By Suzanne Kelly
In a rare public appearance Monday, the head of the country's Cyber Command warned that the nature of cyberattacks is changing and becoming more dangerous.
Gen. Keith Alexander also talked about the economic toll that cyberintrusions are taking on American business, saying that for every intrusion detected by the FBI, there are 100 others that remain undetected.
"The probability for crisis is mounting," said Alexander, who also heads the National Security Agency. He told an audience at the American Enterprise Institute in Washington that he was concerned about the changing nature of the threat from disruptive to destructive attacks and that the numbers of cyber attacks against business and critical infrastructure are on the rise.
Alexander used the public opportunity to urge Congress to quickly pass legislation that would give the government additional authorities to communicate what it knows with the private sector to enable a closer public-private partnership when it comes to cybersecurity. Critics argue that giving the government too much power will come at a cost when it comes to civil liberties.
"We can protect civil liberties and protect cyberspace," said Alexander, who added that the government is not interested in reading private e-mail, but is interested in identifying the IP addresses from which malicious computer programs are being launched.
Alexander said there are still concerns that terrorist groups like al Qaeda may launch a cyberattack.
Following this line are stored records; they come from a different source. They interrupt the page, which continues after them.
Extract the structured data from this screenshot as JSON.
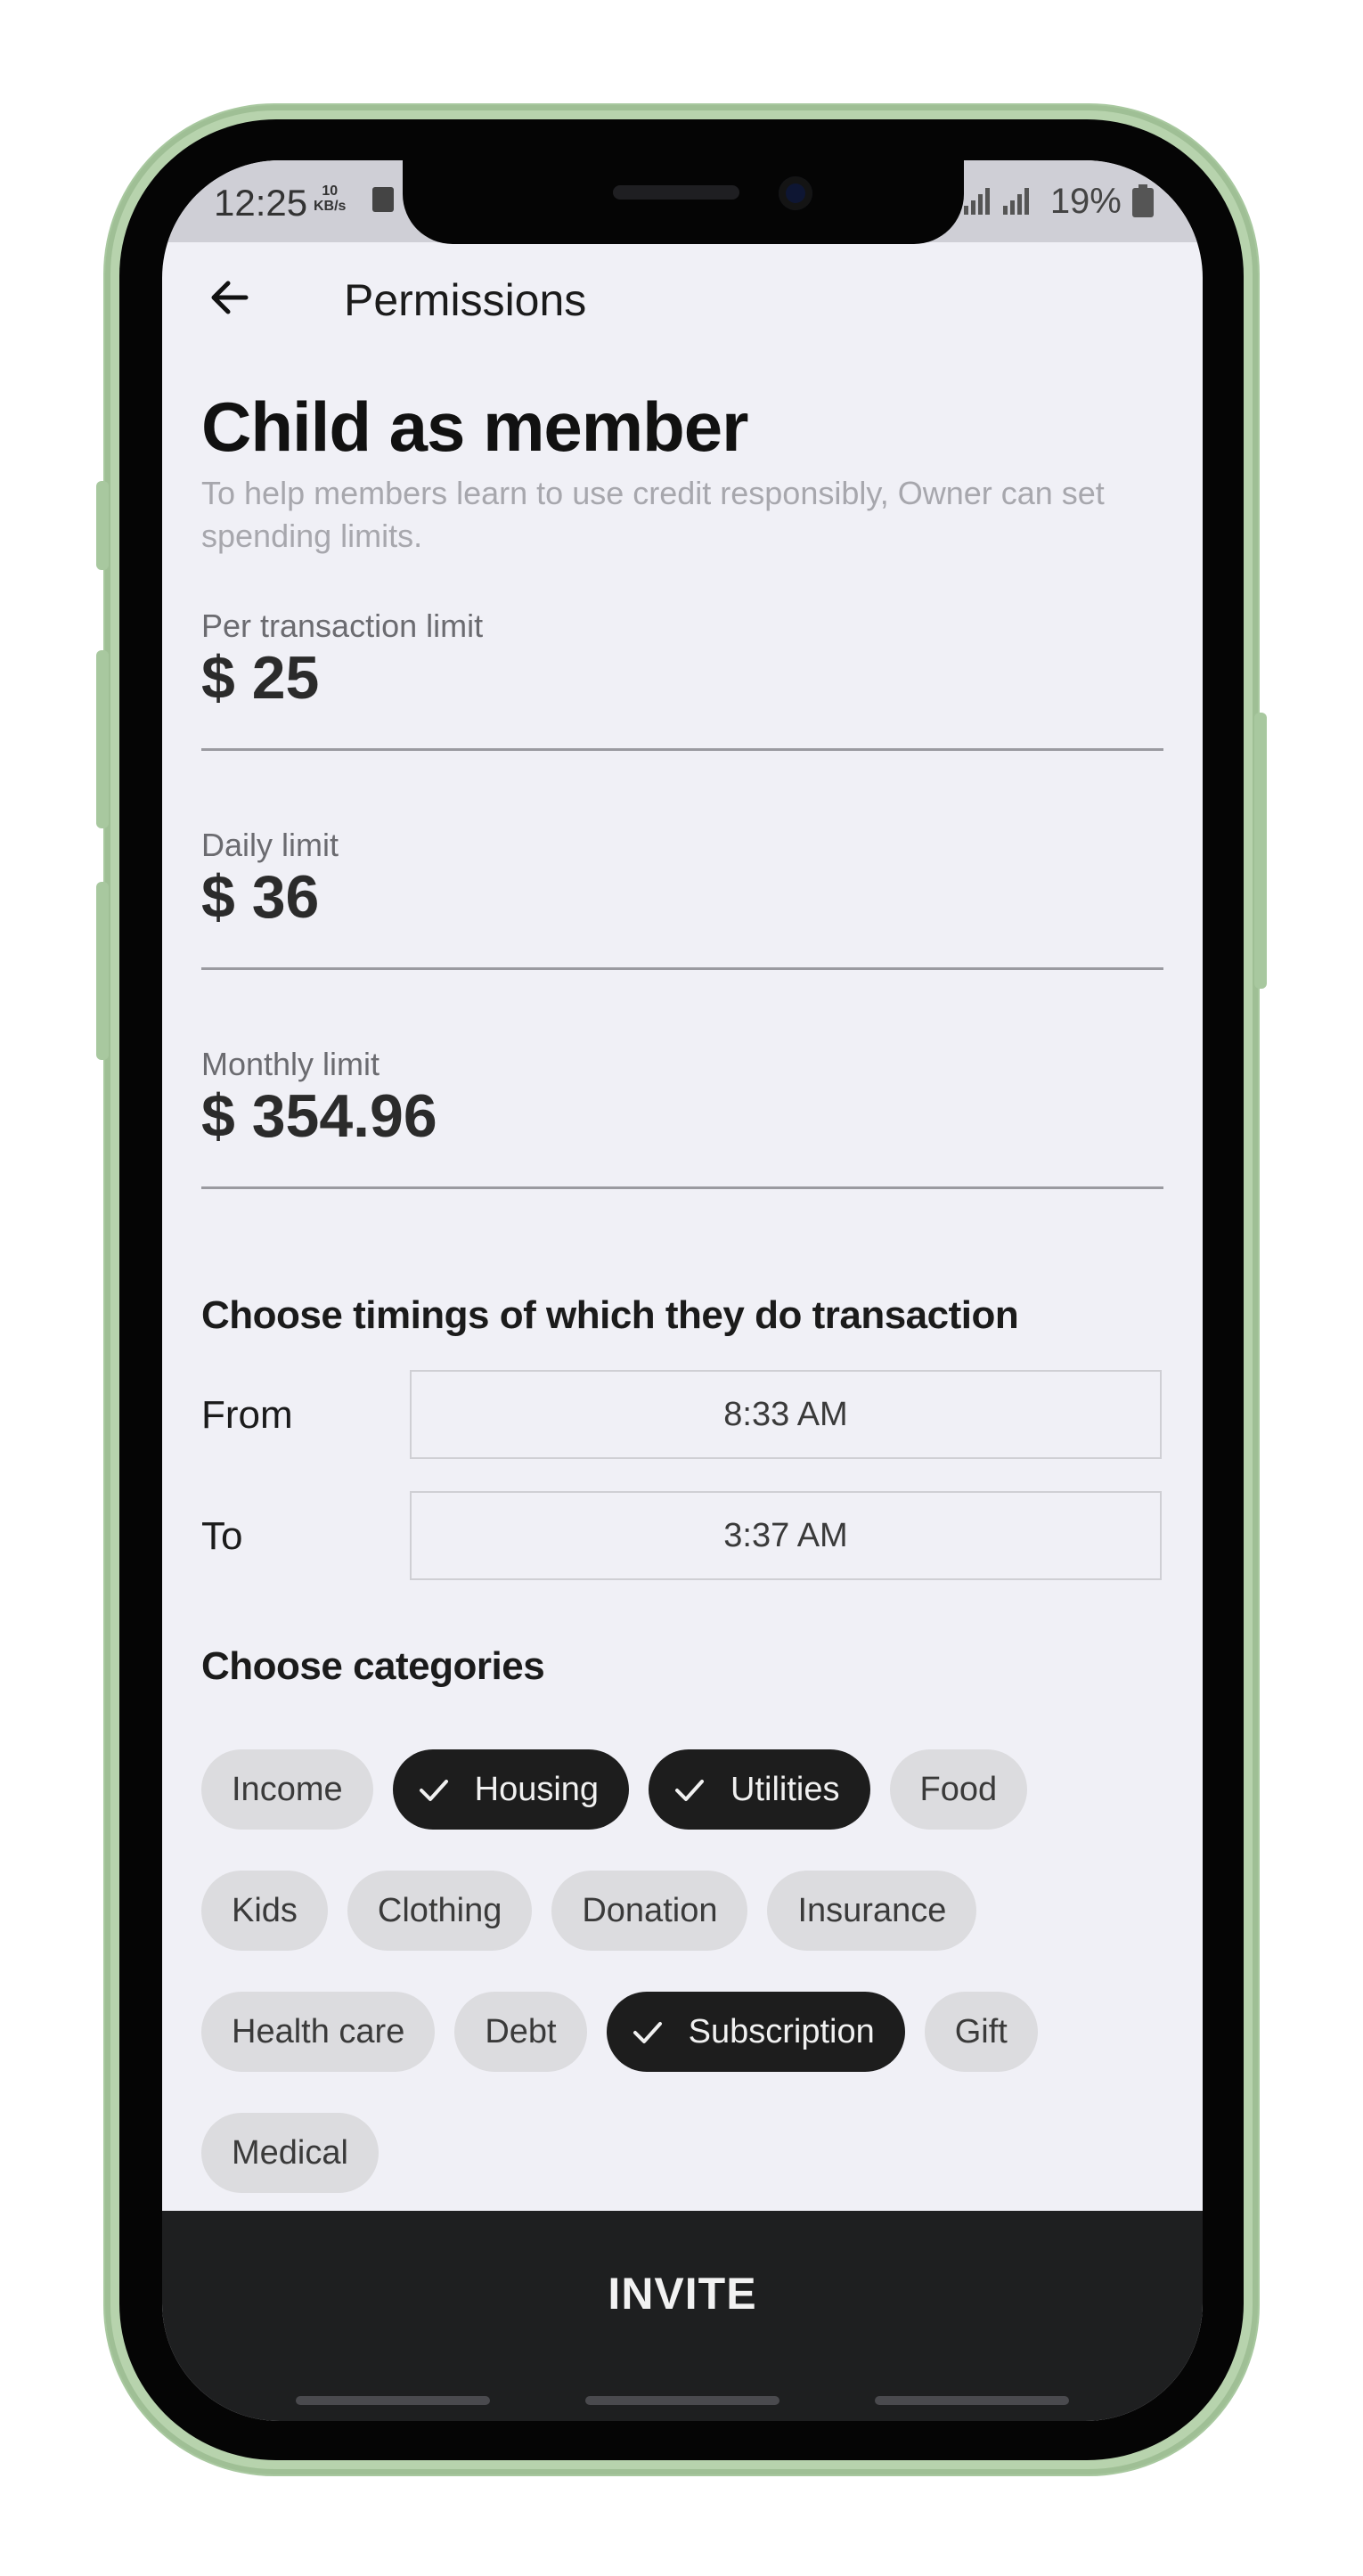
{
  "status_bar": {
    "time": "12:25",
    "speed_value": "10",
    "speed_unit": "KB/s",
    "battery": "19%"
  },
  "app_bar": {
    "back_icon": "arrow-left-icon",
    "title": "Permissions"
  },
  "header": {
    "title": "Child as member",
    "subtitle": "To help members learn to use credit responsibly, Owner can set spending limits."
  },
  "limits": [
    {
      "label": "Per transaction limit",
      "value": "$ 25"
    },
    {
      "label": "Daily limit",
      "value": "$ 36"
    },
    {
      "label": "Monthly limit",
      "value": "$ 354.96"
    }
  ],
  "timings": {
    "title": "Choose timings of which they do transaction",
    "from_label": "From",
    "from_value": "8:33 AM",
    "to_label": "To",
    "to_value": "3:37 AM"
  },
  "categories": {
    "title": "Choose categories",
    "chips": [
      {
        "label": "Income",
        "selected": false
      },
      {
        "label": "Housing",
        "selected": true
      },
      {
        "label": "Utilities",
        "selected": true
      },
      {
        "label": "Food",
        "selected": false
      },
      {
        "label": "Kids",
        "selected": false
      },
      {
        "label": "Clothing",
        "selected": false
      },
      {
        "label": "Donation",
        "selected": false
      },
      {
        "label": "Insurance",
        "selected": false
      },
      {
        "label": "Health care",
        "selected": false
      },
      {
        "label": "Debt",
        "selected": false
      },
      {
        "label": "Subscription",
        "selected": true
      },
      {
        "label": "Gift",
        "selected": false
      },
      {
        "label": "Medical",
        "selected": false
      }
    ]
  },
  "footer": {
    "invite_label": "INVITE"
  },
  "colors": {
    "background": "#f0f0f6",
    "chip_selected": "#1d1d1d",
    "chip_default": "#dcdcdf",
    "invite_bar": "#1e1f20",
    "phone_frame": "#b7d3ad"
  }
}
He added that al Qaeda "is not viable in that realm right now," but said that could change quickly and that concerns him.